understanding of the problem domain.
Problems of volatility: the requirements change overtime.
Guidelines of Requirements Elicitation
Assess the business and technical feasibility for the proposed system
Identify the people who will help specify requirements.
Define the technical environment (e.g. computing architecture, operating system,
telecommunication needs) into which the system or product will be placed
Identify domain constraints (i.e. characteristics of the business environment specific to the
application domain) that limit the functionality or performance of the system or product to build
Define one or more requirements elicitation methods (e.g. interviews, team meetings, ..etc)
Solicit participation from many people so that requirements are defined from different point of views.
Create usage scenarios of use cases to help customers/ users better identify key requirements.

Requirements Analysis
Requirements Analysis, determining whether the stated requirements are clear, complete, consistent and
unambiguous.
Stakeholder Identification
Stakeholders are people or organizations that have a valid interest in the system. They may be
affected by it directly or indirectly.
Stake holders may include:
Anyone who operates the system
Anyone who benefits from the system
Anyone involved in purchasing or procuring the system
People opposed to the system (negative stakeholders)
Organizations responsible for the system
Stakeholder Interviews
Interviews are a common technique used in requirement analysis.
This technique can serve as a means of obtaining the highly focused knowledge from different
stakeholders perspectives

Types of Requirements:
Customer Requirements:
Operational distribution or deployment: Where will the system be used?
Mission profile or scenario: How will the system accomplish its mission objective?
Performance and related parameters: What are the critical system parameters to accomplish
the mission?
Utilization environments: how are the various system components to be used?
Effectiveness requirements: How effective or efficient must the system be in performing its
mission?
Operational life cycle: How long will the system be in use by the user?
Environment: what environments will the system be expected to operate in an effective
manner?

Architectural Requirements:
A formal description and representation of a system, organized in a way that support
reasoning about the structure of the system which comprises system components, the
externally visible properties of those components, the relationships and the behavior
between them, and provides a plan from which products can be procured and systems
developed, that will work together to implement the overall system.

Functional Requirements:
Defines functions of a software system or its components.
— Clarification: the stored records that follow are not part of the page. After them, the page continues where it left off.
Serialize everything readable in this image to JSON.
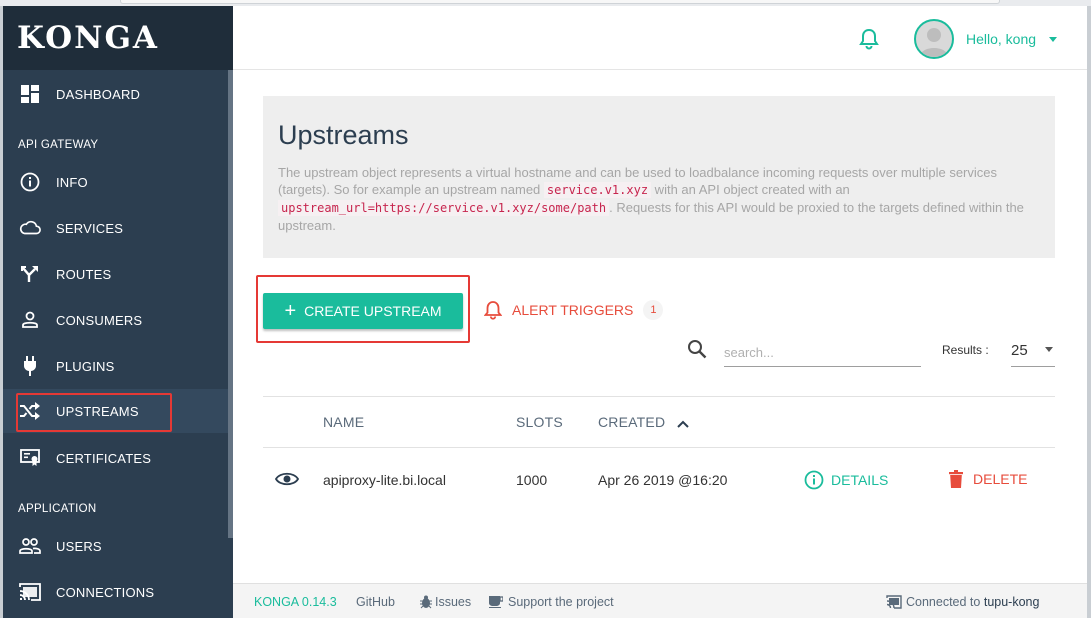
{
  "brand": {
    "logo_text": "KONGA"
  },
  "sidebar": {
    "sections": [
      {
        "title": "API GATEWAY"
      },
      {
        "title": "APPLICATION"
      }
    ],
    "items": [
      {
        "label": "DASHBOARD",
        "icon": "dashboard-icon"
      },
      {
        "label": "INFO",
        "icon": "info-icon"
      },
      {
        "label": "SERVICES",
        "icon": "cloud-icon"
      },
      {
        "label": "ROUTES",
        "icon": "routes-icon"
      },
      {
        "label": "CONSUMERS",
        "icon": "person-icon"
      },
      {
        "label": "PLUGINS",
        "icon": "plug-icon"
      },
      {
        "label": "UPSTREAMS",
        "icon": "shuffle-icon",
        "active": true
      },
      {
        "label": "CERTIFICATES",
        "icon": "certificate-icon"
      },
      {
        "label": "USERS",
        "icon": "users-icon"
      },
      {
        "label": "CONNECTIONS",
        "icon": "cast-icon"
      }
    ]
  },
  "header": {
    "greeting": "Hello, kong",
    "notification_icon": "bell-icon"
  },
  "page": {
    "title": "Upstreams",
    "description": {
      "part1": "The upstream object represents a virtual hostname and can be used to loadbalance incoming requests over multiple services (targets). So for example an upstream named ",
      "code1": "service.v1.xyz",
      "part2": " with an API object created with an ",
      "code2": "upstream_url=https://service.v1.xyz/some/path",
      "part3": ". Requests for this API would be proxied to the targets defined within the upstream."
    }
  },
  "actions": {
    "create_label": "CREATE UPSTREAM",
    "alert_label": "ALERT TRIGGERS",
    "alert_count": "1"
  },
  "search": {
    "placeholder": "search..."
  },
  "results": {
    "label": "Results :",
    "value": "25"
  },
  "table": {
    "columns": [
      "NAME",
      "SLOTS",
      "CREATED"
    ],
    "sort_column": "CREATED",
    "sort_direction": "asc",
    "rows": [
      {
        "name": "apiproxy-lite.bi.local",
        "slots": "1000",
        "created": "Apr 26 2019 @16:20",
        "details_label": "DETAILS",
        "delete_label": "DELETE"
      }
    ]
  },
  "footer": {
    "version": "KONGA 0.14.3",
    "github": "GitHub",
    "issues": "Issues",
    "support": "Support the project",
    "connected_prefix": "Connected to",
    "connected_name": "tupu-kong"
  },
  "colors": {
    "sidebar_bg": "#2c3e50",
    "accent": "#1abc9c",
    "danger": "#e74c3c",
    "highlight_box": "#e53935"
  }
}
They may be calculations,
technical details, data manipulation and processing and other specific functionality that
define what a system is supposed to accomplish?
They describe particular results of a system.
Functional requirements are supported by Non-functional requirements.
Non-Functional Requirements:
They are requirements that specify criteria that can be used to judge the operation of a
system, rather than specific behavior.
Functional requirements define what the system is supposed to do, whereas non-functional
requirements define how a system is supposed to be.
Non-functional requirements can be divided into two main categories:
Execution qualities, such as security and usability, which are observable at runtime.
Evolution qualities, such as testability, maintainability and scalability.
Requirements Validation and Verification
Validation (& Verification), is the process of checking whether the requirements, as identified, do not
contradict the expectations about the system of various stakeholders and do not contradict each other.
It is Requirements Quality Control
Validation: Am I building the right product? checking a work product against higher-level work products or
authorities that frame this particular product.
Requirements are validated by stakeholders
Verification: Am I building the product right? checking a work product against some standards and
conditions imposed on this type of product and the process of its development.
Requirements are verified by the analysts mainly